Braking distances on ice can be 10 times greater than regular breaking distances
Which means some serious distance is covered between your initial reaction and the car you’re driving actually stopping. Here are the numbers:
That would mean if you were driving on the motorway, you’d cruise almost ¾ of a km before the car finally stopped – assuming you stay in a straight line of course.
Let’s break the numbers down (or jump down for what to do if you find yourself driving on ice)
The Stopping Distances on Ice:
Stopping/breaking distances are made up of two key elements – thinking time and stopping time. Then added in is the ice factor. That means Thinking Time + (Braking Distance x 10). The breakdown of braking distances on ice for your average family car looks something like:
How Can You Tell If You Are Driving On Ice?
If you find yourself driving on ice then chances are you’re going to feel it rather than see it, particularly if you find yourself on black ice:
- The steering will feel lighter
- The steering will feel unresponsive
- There’s unlikely to be any sound coming from the tyres
How to Drive on Ice:
As with most driving situations, preparation is key if you’re going to be driving in wintry conditions. When it comes to ice the best advice on offer is Rule 231 from the Highway Code. You can read the full rules about driving in different weather conditions here:
- drive at a slow speed in as high a gear as possible; accelerate and brake very gently
- drive particularly slowly on bends where loss of control is more likely. Brake progressively on the straight before you reach a bend. Having slowed down, steer smoothly round the bend, avoiding sudden actions
- check your grip on the road surface when there is snow or ice by choosing a safe place to brake gently. If the steering feels unresponsive this may indicate ice and your vehicle losing its grip on the road. When travelling on ice, tyres make virtually no noise.”
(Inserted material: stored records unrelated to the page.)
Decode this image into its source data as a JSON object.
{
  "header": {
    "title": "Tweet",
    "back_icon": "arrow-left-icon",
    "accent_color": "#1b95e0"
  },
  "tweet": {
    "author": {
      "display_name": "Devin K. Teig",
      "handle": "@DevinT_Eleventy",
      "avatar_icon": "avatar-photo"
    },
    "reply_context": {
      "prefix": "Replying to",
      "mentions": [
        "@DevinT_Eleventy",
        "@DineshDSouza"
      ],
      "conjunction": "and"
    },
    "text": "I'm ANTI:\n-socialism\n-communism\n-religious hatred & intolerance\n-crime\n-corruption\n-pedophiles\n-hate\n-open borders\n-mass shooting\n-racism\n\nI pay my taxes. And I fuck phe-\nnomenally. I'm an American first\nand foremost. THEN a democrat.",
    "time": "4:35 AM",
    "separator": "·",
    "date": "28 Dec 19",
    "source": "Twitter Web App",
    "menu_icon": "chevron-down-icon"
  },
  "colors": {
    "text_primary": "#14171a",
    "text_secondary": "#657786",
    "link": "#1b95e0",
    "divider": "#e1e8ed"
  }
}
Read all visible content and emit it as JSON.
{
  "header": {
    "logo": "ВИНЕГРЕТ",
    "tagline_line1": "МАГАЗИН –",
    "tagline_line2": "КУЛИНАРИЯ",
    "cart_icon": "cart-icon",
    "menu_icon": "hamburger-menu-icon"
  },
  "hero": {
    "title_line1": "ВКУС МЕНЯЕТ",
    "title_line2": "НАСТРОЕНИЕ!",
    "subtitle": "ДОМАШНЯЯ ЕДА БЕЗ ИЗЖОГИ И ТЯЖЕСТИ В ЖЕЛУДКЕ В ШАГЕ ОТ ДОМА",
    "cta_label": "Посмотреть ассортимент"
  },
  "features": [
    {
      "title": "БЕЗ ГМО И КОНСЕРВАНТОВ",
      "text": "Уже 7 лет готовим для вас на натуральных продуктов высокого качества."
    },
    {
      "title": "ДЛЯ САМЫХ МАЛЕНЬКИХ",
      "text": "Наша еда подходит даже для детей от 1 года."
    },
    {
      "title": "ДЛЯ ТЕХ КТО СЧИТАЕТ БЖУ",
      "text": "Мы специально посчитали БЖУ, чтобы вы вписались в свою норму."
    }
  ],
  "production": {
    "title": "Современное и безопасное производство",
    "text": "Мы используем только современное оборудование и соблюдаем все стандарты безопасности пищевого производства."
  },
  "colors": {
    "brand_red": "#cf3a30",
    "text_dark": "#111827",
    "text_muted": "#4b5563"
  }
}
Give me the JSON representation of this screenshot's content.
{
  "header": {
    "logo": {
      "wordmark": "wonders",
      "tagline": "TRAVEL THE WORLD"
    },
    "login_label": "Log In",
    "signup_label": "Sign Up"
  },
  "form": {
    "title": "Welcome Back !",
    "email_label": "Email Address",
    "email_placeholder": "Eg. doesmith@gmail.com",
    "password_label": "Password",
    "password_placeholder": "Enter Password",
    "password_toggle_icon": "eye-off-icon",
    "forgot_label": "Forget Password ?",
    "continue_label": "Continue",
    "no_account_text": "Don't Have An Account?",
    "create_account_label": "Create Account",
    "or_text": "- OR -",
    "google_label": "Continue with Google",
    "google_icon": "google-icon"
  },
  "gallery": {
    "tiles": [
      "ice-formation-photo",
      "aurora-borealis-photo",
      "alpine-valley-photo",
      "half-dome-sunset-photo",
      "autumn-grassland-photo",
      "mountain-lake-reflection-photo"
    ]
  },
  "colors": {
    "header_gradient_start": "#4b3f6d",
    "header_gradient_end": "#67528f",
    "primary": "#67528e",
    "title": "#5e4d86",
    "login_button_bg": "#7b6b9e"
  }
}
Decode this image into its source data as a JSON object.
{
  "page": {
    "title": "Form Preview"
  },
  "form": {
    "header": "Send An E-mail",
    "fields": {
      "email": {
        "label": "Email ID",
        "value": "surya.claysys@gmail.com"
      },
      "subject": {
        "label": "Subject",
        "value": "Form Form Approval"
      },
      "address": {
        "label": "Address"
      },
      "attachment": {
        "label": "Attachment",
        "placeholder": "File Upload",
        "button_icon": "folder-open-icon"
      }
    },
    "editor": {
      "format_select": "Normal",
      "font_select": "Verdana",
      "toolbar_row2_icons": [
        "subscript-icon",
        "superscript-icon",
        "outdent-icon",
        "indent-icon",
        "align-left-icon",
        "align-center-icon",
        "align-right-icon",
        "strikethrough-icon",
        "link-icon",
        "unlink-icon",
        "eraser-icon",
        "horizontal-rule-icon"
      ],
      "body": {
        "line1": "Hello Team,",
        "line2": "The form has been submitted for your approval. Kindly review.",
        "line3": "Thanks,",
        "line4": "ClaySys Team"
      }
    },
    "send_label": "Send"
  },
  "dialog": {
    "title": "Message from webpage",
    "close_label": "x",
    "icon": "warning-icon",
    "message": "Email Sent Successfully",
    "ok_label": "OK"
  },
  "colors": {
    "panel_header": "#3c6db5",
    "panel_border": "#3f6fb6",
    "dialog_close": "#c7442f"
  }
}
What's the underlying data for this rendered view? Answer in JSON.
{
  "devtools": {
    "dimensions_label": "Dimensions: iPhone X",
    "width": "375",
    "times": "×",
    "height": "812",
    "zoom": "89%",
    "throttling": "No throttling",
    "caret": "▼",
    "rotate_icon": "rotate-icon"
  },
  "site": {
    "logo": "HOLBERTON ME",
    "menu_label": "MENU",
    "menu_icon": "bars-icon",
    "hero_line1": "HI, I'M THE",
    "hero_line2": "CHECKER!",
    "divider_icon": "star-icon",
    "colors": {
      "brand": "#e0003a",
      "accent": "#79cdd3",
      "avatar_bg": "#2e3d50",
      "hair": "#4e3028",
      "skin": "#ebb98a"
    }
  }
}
What Do You Do When Your Car Is Sliding On Ice?
If you find yourself in a position where you start sliding on the ice then rule number 1 is to NOT panic. There are number of things you can do to limit or completely avoid a potential crash. These things are much easier to see rather than read, so iceroadsafety.com have put together this video covering how to correct your car if you slide, with incredibly useful examples of what to do (and what not do to do) if you end up losing control on the ice.
Go to icyroadsafety.com to read more!
If looking to keep safe during your drives this winter then check out our other posts: